Most of us don’t want to spend our time thinking of our inevitable death, admittedly it can seem a little morbid. However, not preparing for the future can leave your family unprepared and unprotected in the event of your passing. Having a will is arguably one of the most important things you can do to protect yourself and your family. A Last Will and Testament can be as simple or complex as you choose to make it. It is simply an instruction guide that outlines how you want your estate to be distributed, makes key points and expresses any final wishes. It will give you much-needed peace of mind that you, your spouse, children, relatives, etc. will all be legally protected. If you die without preparing a Last Will and Testament, your estate may not be distributed in the way you wanted, there may be unnecessary family feuds over financials, custody, assets, the burial process, etc. If this is not reason enough to get a will in place, then keep reading through our list of reasons why a Last Will & Testament is Necessary.
#1. Have Full Control over the distribution of your estate.
As explained above, a Will is a legal document that outlines your wishes regarding your estate in the event of your death. This may include things like money, houses, stocks, pensions, jewelry, etc. You will determine in your Last Will and Testament, how you want all of your assets distributed in the event of your death. For example; A family heirloom that you may want to pass on to a specific individual, you need to make clear intentions in the Will in order to minimize any disagreements that may arise. This applies to the entirety of your estate because if there is no Will in place for survivors to act on then it could result in unnecessary arguments, expensive legal action and failure for your wishes to be followed.
#2. You Can Name the Person Responsible For Managing Your Estate.
In the event of your death, your Executioner of the Will is the person that becomes responsible for carrying out your requests in the Will. They are the person that makes sure all of your affairs are in order and taken care of after your death. They become responsible for paying bills, cancelling credit cards, notifying the bank and government of your death and distributing all assets. This can be a large and overwhelming task for even the most prepared individuals. Therefore, it is important that you select this person carefully. Executors can be family members, but they don’t have to be. The person you choose for this large task needs to be someone most importantly that is honest, trustworthy, and organized.
#3. You Decide Your Children’s Guardian.
If you do not have an up-to-date Will that appoints the Guardianship of your children, the courts will be forced to take it upon themselves to choose a family member(s) or appointed guardian to take care of any minor children. The cost and time required to create (or keep up-to-date) a Will is nothing compared to the peace of mind that you will have, knowing your child is in the care of someone you choose and obviously trust. By ensuring you have a will in place, you can make sure you choose who raises your child in the event of your death, not the courts. Support is incredible, raising a child with a village is imperative. But, while having more than one person willing to take on the responsibility of your child is fortunate; it can sometimes be worse and cause major family rifts and arguments. Family tensions can rise steadily under normal circumstances, but under the stress of a tragedy and the loss of a loved one, it can become far worse. By doing due diligence, you can protect all survivors to the best of your ability.
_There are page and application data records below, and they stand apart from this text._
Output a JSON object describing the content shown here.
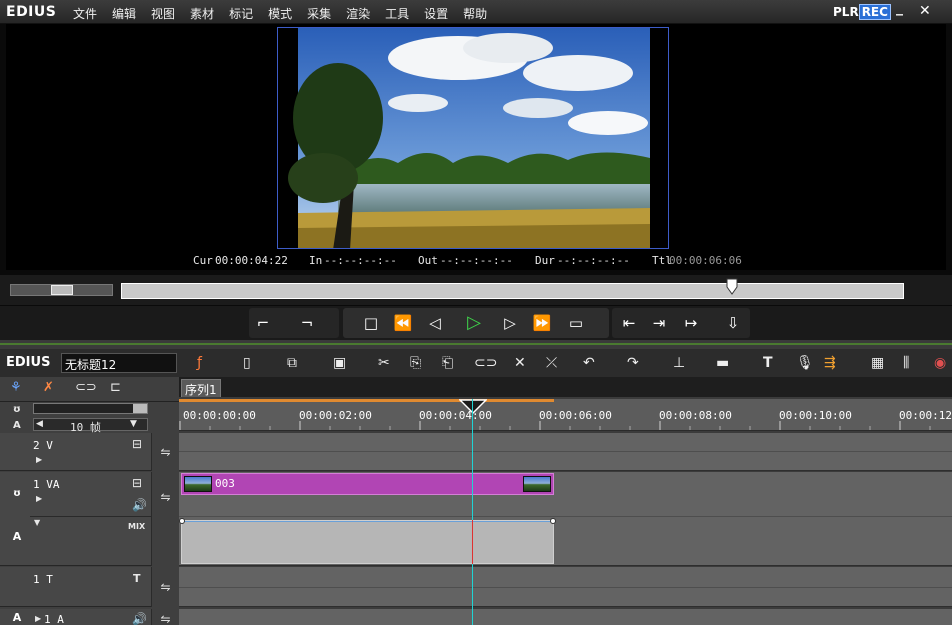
{
  "app": {
    "logo": "EDIUS",
    "menus": [
      "文件",
      "编辑",
      "视图",
      "素材",
      "标记",
      "模式",
      "采集",
      "渲染",
      "工具",
      "设置",
      "帮助"
    ],
    "mode_plr": "PLR",
    "mode_rec": "REC",
    "min_glyph": "_",
    "close_glyph": "✕"
  },
  "player": {
    "cur_label": "Cur",
    "cur_value": "00:00:04:22",
    "in_label": "In",
    "in_value": "--:--:--:--",
    "out_label": "Out",
    "out_value": "--:--:--:--",
    "dur_label": "Dur",
    "dur_value": "--:--:--:--",
    "ttl_label": "Ttl",
    "ttl_value": "00:00:06:06",
    "playhead_position": 0.78
  },
  "timeline": {
    "logo": "EDIUS",
    "project_name": "无标题12",
    "sequence_tab": "序列1",
    "zoom_label": "10 帧",
    "ruler_labels": [
      "00:00:00:00",
      "00:00:02:00",
      "00:00:04:00",
      "00:00:06:00",
      "00:00:08:00",
      "00:00:10:00",
      "00:00:12"
    ],
    "tracks": {
      "t2v": {
        "name": "2 V"
      },
      "t1va": {
        "name": "1 VA",
        "mix_label": "MIX",
        "side_label": "A"
      },
      "t1t": {
        "name": "1 T",
        "glyph": "T"
      },
      "t1a": {
        "name": "1 A",
        "side_label": "A"
      }
    },
    "clip_name": "003"
  },
  "colors": {
    "accent_blue": "#2a6fd6",
    "clip_video": "#b145b4",
    "clip_audio": "#b6b6b6",
    "timeline_cursor": "#1fd4d4",
    "play_green": "#3fd24a"
  }
}
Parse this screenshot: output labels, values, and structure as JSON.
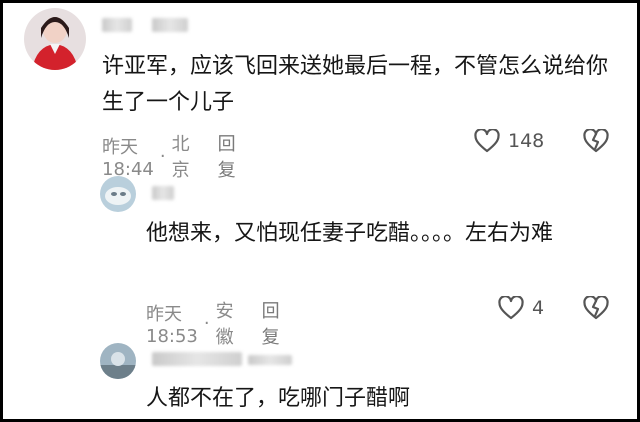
{
  "comments": [
    {
      "text": "许亚军，应该飞回来送她最后一程，不管怎么说给你生了一个儿子",
      "time": "昨天18:44",
      "location": "北京",
      "reply_label": "回复",
      "like_count": "148"
    },
    {
      "text": "他想来，又怕现任妻子吃醋。。。。左右为难",
      "time": "昨天18:53",
      "location": "安徽",
      "reply_label": "回复",
      "like_count": "4"
    },
    {
      "text": "人都不在了，吃哪门子醋啊"
    }
  ],
  "colors": {
    "text": "#161616",
    "meta": "#8a8a8a",
    "icon": "#555555"
  },
  "icons": [
    "heart-outline",
    "broken-heart"
  ]
}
#4. Minimize your Estate Taxes
Having a Will does not always mean that you will pay fewer taxes but it does allow you the opportunity to be prepared. You can foresee and plan what tax deductions might be made. In Canada, your estate will be taxed as a whole before any distributions are made. However, the value of assets you give to family or charity will be deducted from the value of your estate. So giving generously can drastically reduce your estate value and in turn the taxes.
#5. You Can Choose to Disinherit People
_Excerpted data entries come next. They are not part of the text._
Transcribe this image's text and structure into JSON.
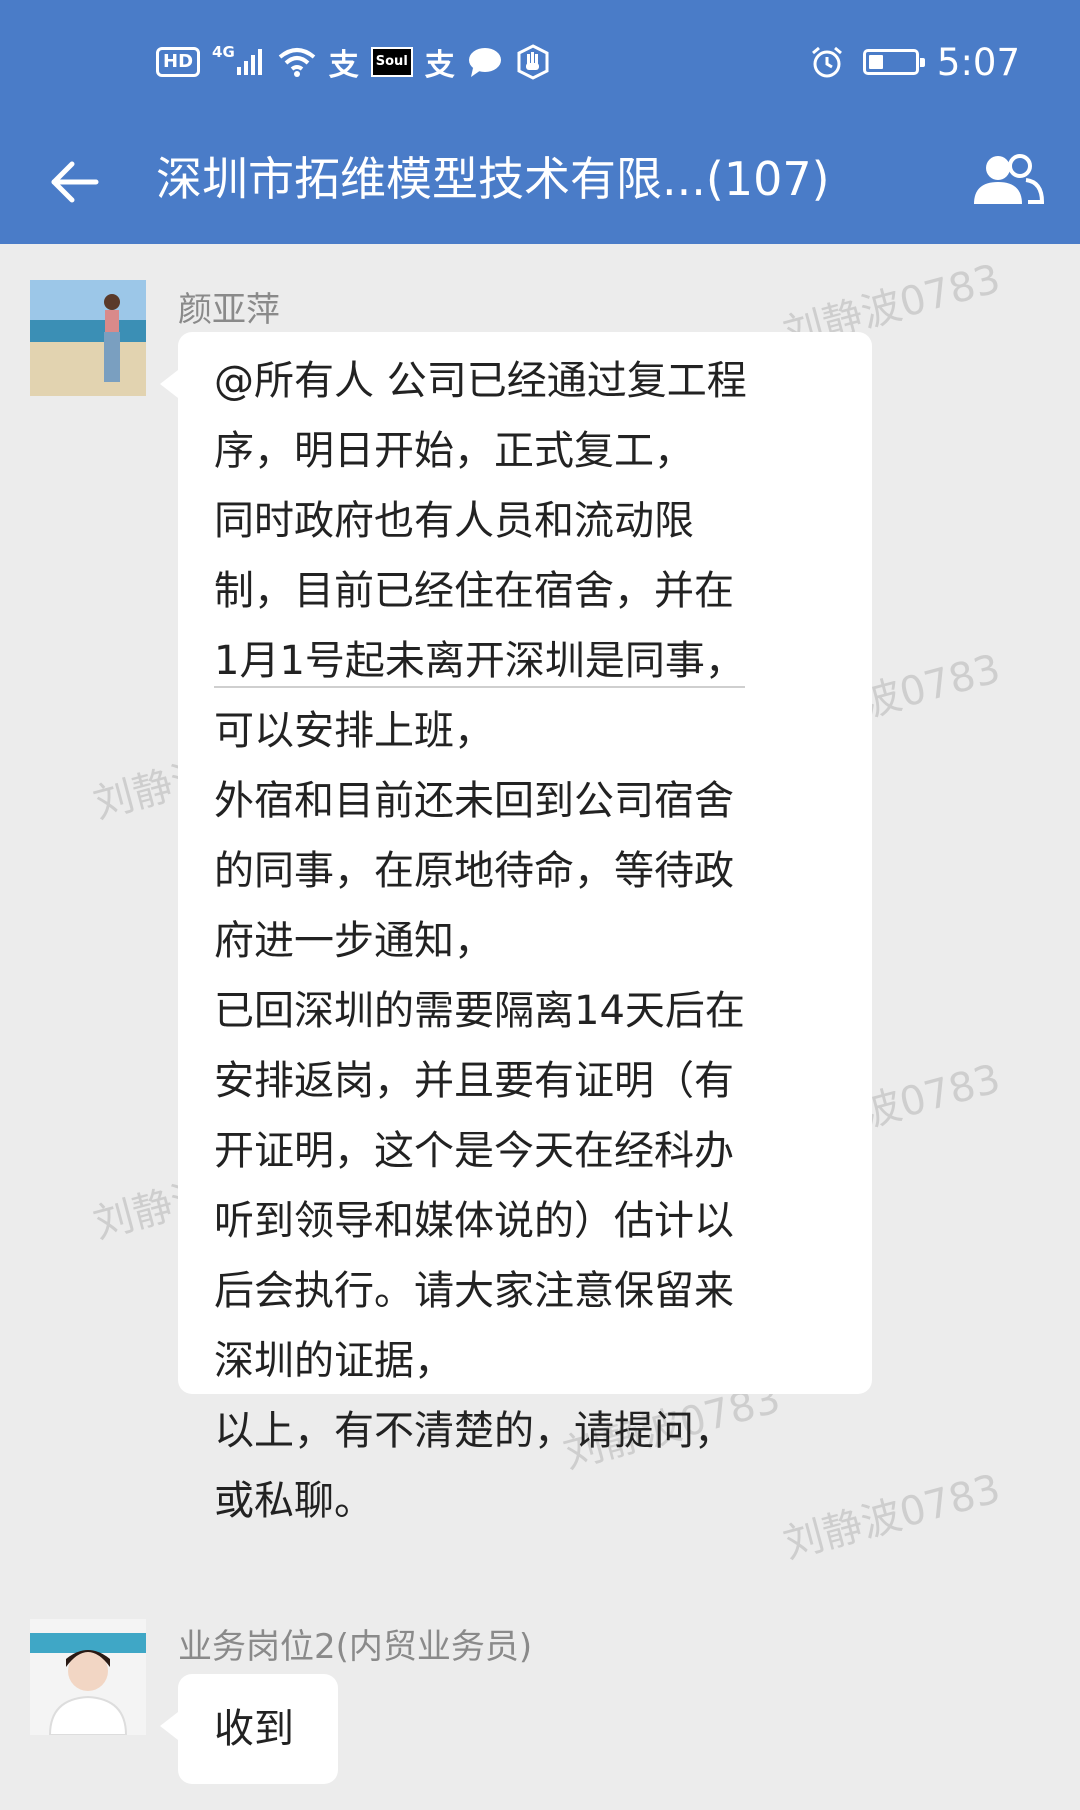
{
  "status_bar": {
    "hd": "HD",
    "network": "4G",
    "app_icon_soul": "Soul",
    "alipay_glyph": "支",
    "time": "5:07",
    "icons": [
      "hd-icon",
      "signal-icon",
      "wifi-icon",
      "alipay-icon",
      "soul-icon",
      "alipay-icon",
      "chat-bubble-icon",
      "hand-icon",
      "alarm-icon",
      "battery-icon"
    ]
  },
  "nav": {
    "title": "深圳市拓维模型技术有限...(107)",
    "back_icon": "back-arrow-icon",
    "members_icon": "group-members-icon"
  },
  "colors": {
    "header_bg": "#4a7cc8",
    "chat_bg": "#ececec",
    "bubble_bg": "#ffffff",
    "name_text": "#8a8a8a"
  },
  "messages": [
    {
      "sender": "颜亚萍",
      "lines": [
        "@所有人  公司已经通过复工程",
        "序，明日开始，正式复工，",
        "同时政府也有人员和流动限",
        "制，目前已经住在宿舍，并在",
        "1月1号起未离开深圳是同事，",
        "可以安排上班，",
        "外宿和目前还未回到公司宿舍",
        "的同事，在原地待命，等待政",
        "府进一步通知，",
        "已回深圳的需要隔离14天后在",
        "安排返岗，并且要有证明（有",
        "开证明，这个是今天在经科办",
        "听到领导和媒体说的）估计以",
        "后会执行。请大家注意保留来",
        "深圳的证据，",
        "以上，有不清楚的，请提问，",
        "或私聊。"
      ]
    },
    {
      "sender": "业务岗位2(内贸业务员)",
      "lines": [
        "收到"
      ]
    }
  ],
  "watermark": "刘静波0783"
}
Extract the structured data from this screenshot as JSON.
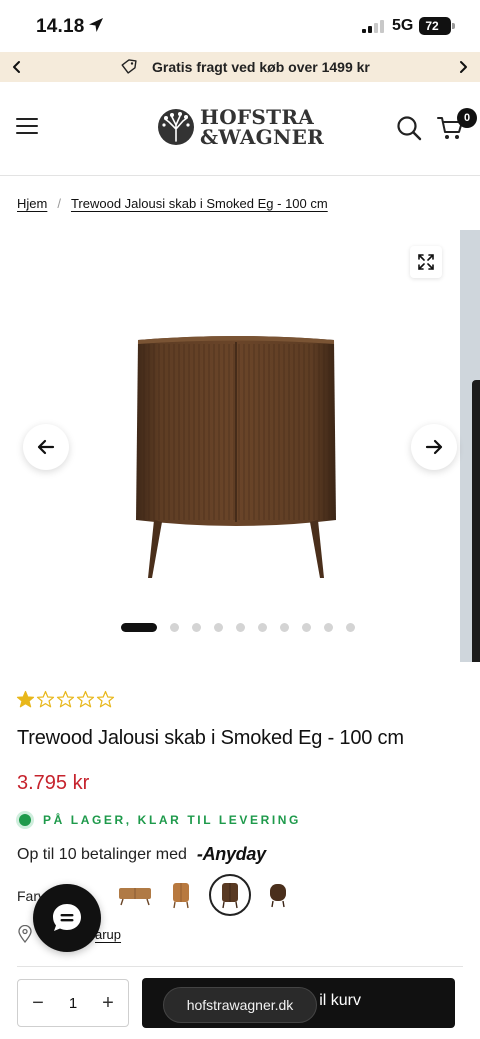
{
  "status_bar": {
    "time": "14.18",
    "network": "5G",
    "battery": "72"
  },
  "promo": {
    "text": "Gratis fragt ved køb over 1499 kr"
  },
  "header": {
    "logo_line1": "HOFSTRA",
    "logo_line2": "&WAGNER",
    "cart_count": "0"
  },
  "breadcrumb": {
    "home": "Hjem",
    "separator": "/",
    "current": "Trewood Jalousi skab i Smoked Eg - 100 cm"
  },
  "gallery": {
    "slide_count": 10,
    "active_slide": 1
  },
  "product": {
    "rating": 1,
    "rating_max": 5,
    "title": "Trewood Jalousi skab i Smoked Eg - 100 cm",
    "price": "3.795 kr",
    "stock": "PÅ LAGER, KLAR TIL LEVERING",
    "finance_text": "Op til 10 betalinger med",
    "finance_brand": "-Anyday",
    "color_label": "Farve",
    "store_text": "arup"
  },
  "swatches": [
    {
      "name": "oak-sideboard",
      "selected": false
    },
    {
      "name": "natural-cabinet",
      "selected": false
    },
    {
      "name": "smoked-cabinet",
      "selected": true
    },
    {
      "name": "dark-round-cabinet",
      "selected": false
    }
  ],
  "cart": {
    "quantity": "1",
    "minus": "−",
    "plus": "+",
    "add_label": "il kurv"
  },
  "browser": {
    "url": "hofstrawagner.dk"
  },
  "colors": {
    "promo_bg": "#f5ebdb",
    "price": "#c6232d",
    "stock": "#1e9a4b",
    "star": "#e8b71a",
    "wood": "#5a3a23"
  }
}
You can choose who inherits each portion of your estate, but you can also choose to disinherit people in your will. This is a legally binding way to ensure that people that may have stood to inherit your estate if you die, can not have access to any of it. Without a will, your estate could end up in the hands of an ex-spouse or estranged relative. This is especially important in the cases of separation without a formal separation agreement.
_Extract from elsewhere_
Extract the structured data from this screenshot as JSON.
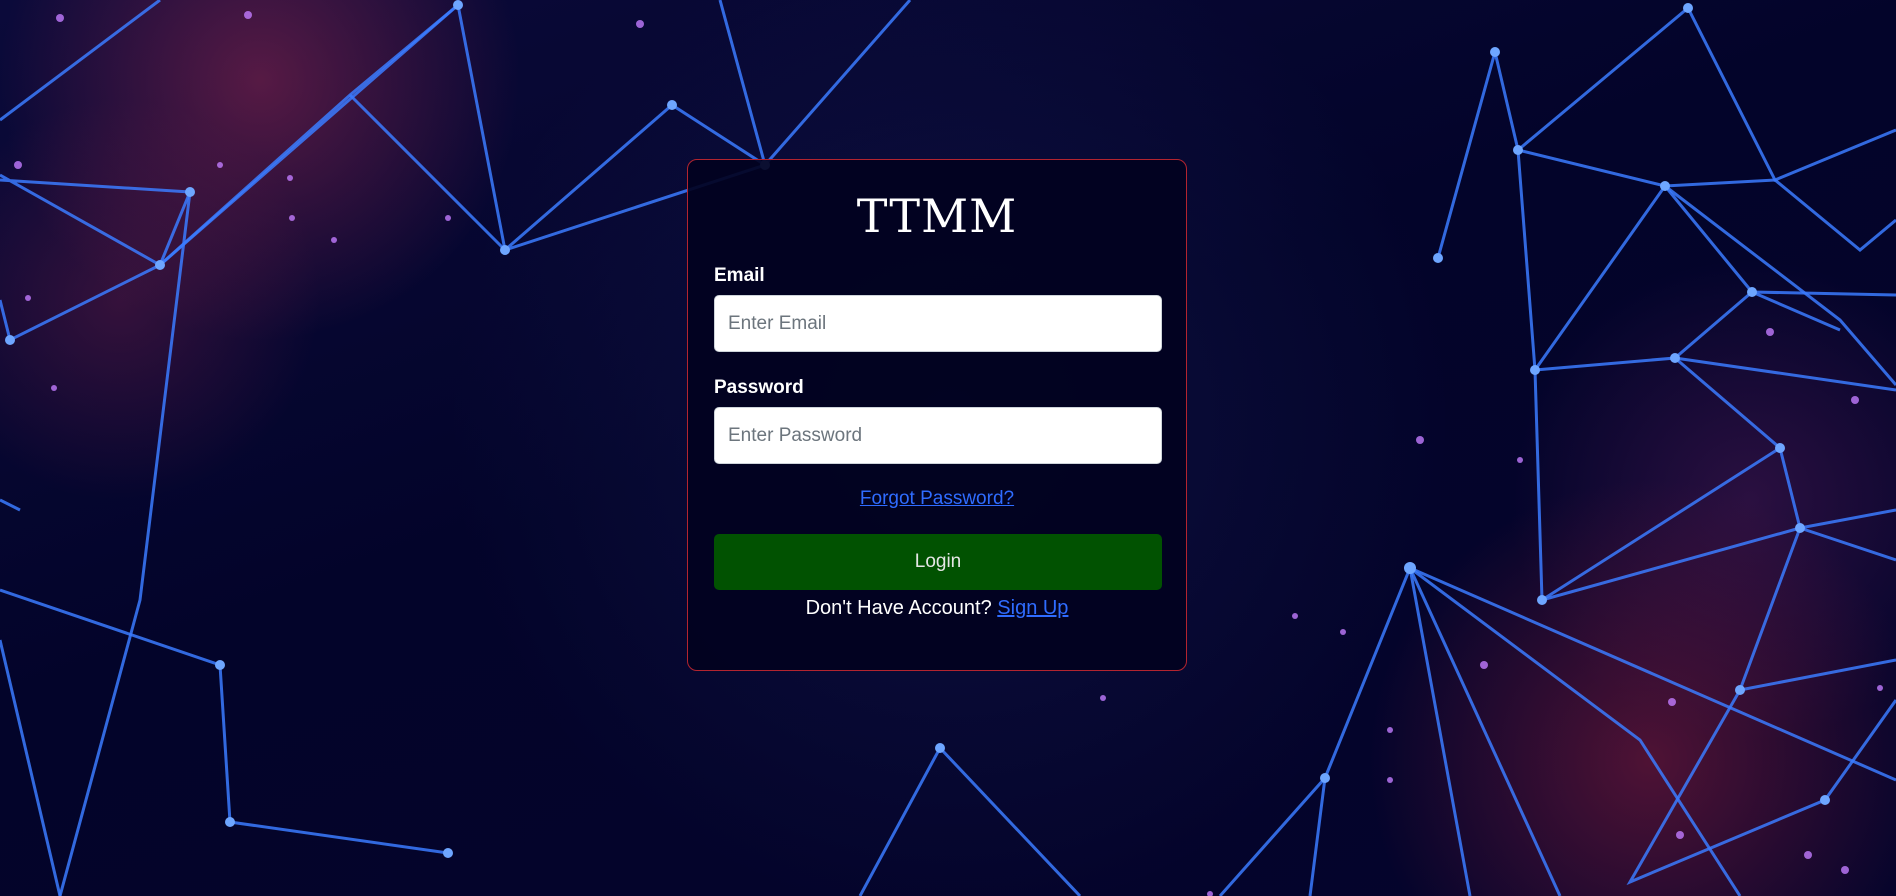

Times have thankfully changed; creating a Will used to be a costly endeavor, so there were many people who chose to only do it as they grew older, leaving many people unprepared in the event of accidental death. Preparing a Last Will and Testament is about smart financial planning. You can create a Will now, and update it throughout your life as circumstances change at an affordable price. At Relocate Stress Free Inc, we would love to assist you with planning and helping you protect yourself and your family.